(Items from an interface collection)
================================
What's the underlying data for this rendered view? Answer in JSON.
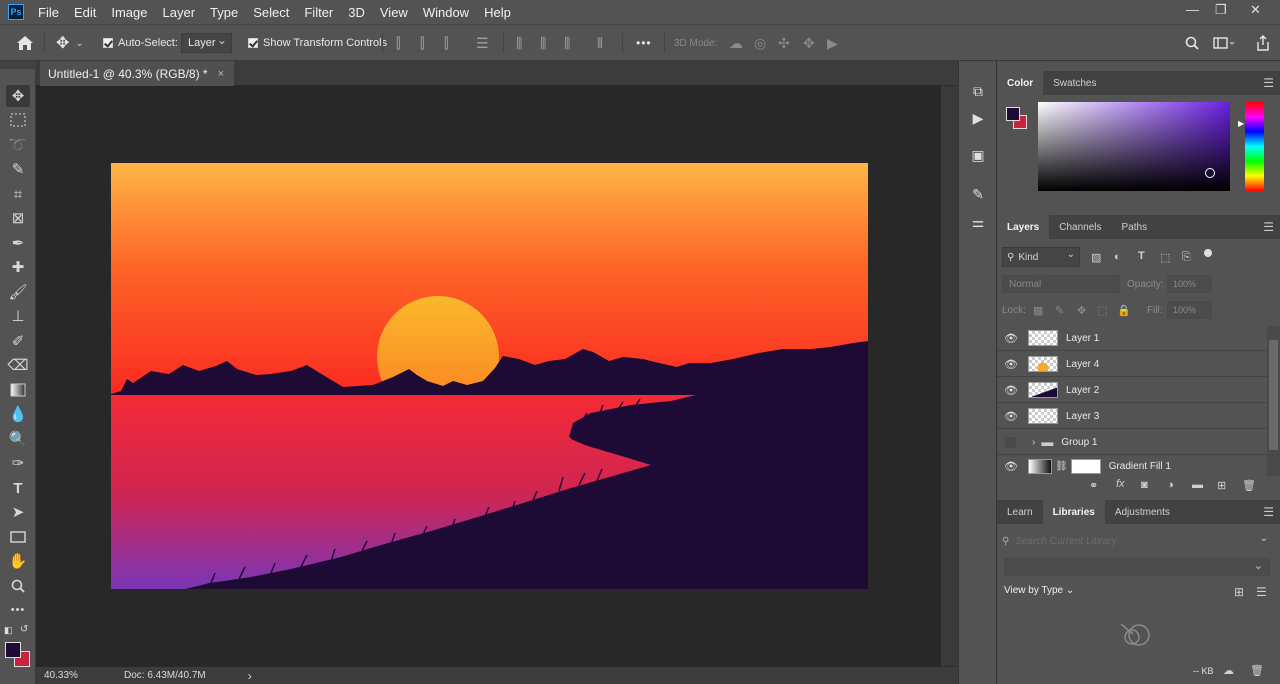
{
  "app": {
    "logo": "Ps"
  },
  "menu": [
    "File",
    "Edit",
    "Image",
    "Layer",
    "Type",
    "Select",
    "Filter",
    "3D",
    "View",
    "Window",
    "Help"
  ],
  "window_controls": {
    "minimize": "—",
    "restore": "❐",
    "close": "✕"
  },
  "options": {
    "auto_select_label": "Auto-Select:",
    "auto_select_value": "Layer",
    "transform_label": "Show Transform Controls",
    "mode_3d_label": "3D Mode:",
    "more": "•••"
  },
  "document": {
    "tab_title": "Untitled-1 @ 40.3% (RGB/8) *",
    "close": "×",
    "zoom": "40.33%",
    "doc_info": "Doc: 6.43M/40.7M",
    "status_arrow": "›"
  },
  "panels": {
    "color_tabs": [
      "Color",
      "Swatches"
    ],
    "layers_tabs": [
      "Layers",
      "Channels",
      "Paths"
    ],
    "kind_label": "Kind",
    "blend_mode": "Normal",
    "opacity_label": "Opacity:",
    "opacity_value": "100%",
    "lock_label": "Lock:",
    "fill_label": "Fill:",
    "fill_value": "100%",
    "layers": [
      {
        "name": "Layer 1"
      },
      {
        "name": "Layer 4"
      },
      {
        "name": "Layer 2"
      },
      {
        "name": "Layer 3"
      },
      {
        "name": "Group 1"
      },
      {
        "name": "Gradient Fill 1"
      }
    ],
    "libraries_tabs": [
      "Learn",
      "Libraries",
      "Adjustments"
    ],
    "search_placeholder": "Search Current Library",
    "view_by_label": "View by Type",
    "kb_label": "-- KB"
  },
  "colors": {
    "foreground": "#1f0b35",
    "background": "#c8243e",
    "accent": "#31a8ff"
  }
}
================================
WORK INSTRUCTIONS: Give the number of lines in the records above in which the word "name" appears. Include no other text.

YOUR SOLUTION: 6